Christmas in Turkey is only celebrated slightly differently to the way it is celebrated in Britain and from around the 18th of December.
Many foreigners living in Turkey, UK and Europe visit the 4th century birth place of
Saint Nicholas also called Nicholas of Myra, a historic saint and Greek Bishop located in Demre part of modern-day Turkey, that later was changed by the west as Santa Clause from the north pole !...
For foreigners in Turkey, Christmas Eve is celebrated more vigorously than Christmas Day and the whole family normally meets where everyone contributes to the huge feast that is to be served. The meal is eaten late in the evening and then carols are sung around a nativity scene, which is set up in every home.
At midnight, some families go to the church and continue with the carol singing while some families celebrate at home.
Every foreigner enjoys Christmas in Turkey particularly to have such an enormous range of excellent food and wine to choose from. Although some presents are exchanged on Christmas Day, the majority of celebrations and the exchanging of gifts is kept until Epiphany (the twelfth day), which takes place on the 6th of January and is thought to be the day on which 'The Kings' arrived bearing gifts for the baby Jesus.
New Years Eve is celebrated together with the turkish locals, normally either at home with friends and family or out and about to the city and resorts to gather to watch the fireworks at midnight.
At the Saint Nicholas Church in Myra, on the 'Eve of The Kings', a parade takes place as dressed kings walk through, throwing sweets and gifts to the children watching. The Kings, are the highlight of each child's Christmas and they write a gift list to 'The Kings' rather than to Santa Clause, leaving food and drink out for them to enjoy while delivering the children's presents. Presents are left out later this night for the excited children to open the following morning.
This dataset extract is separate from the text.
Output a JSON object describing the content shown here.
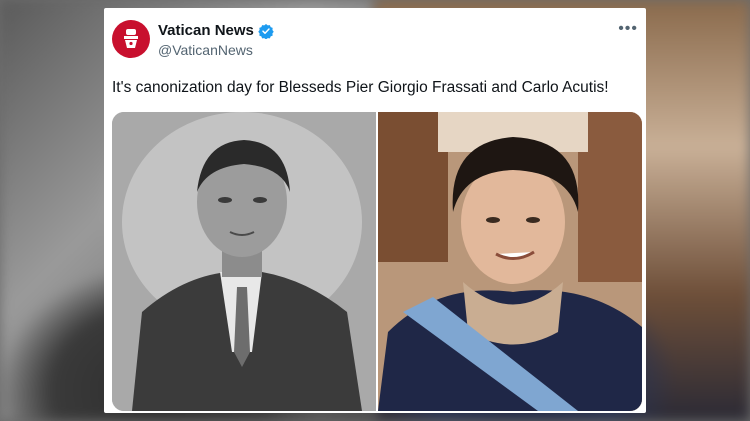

Not to worry though, because the next holiday will already be being planned.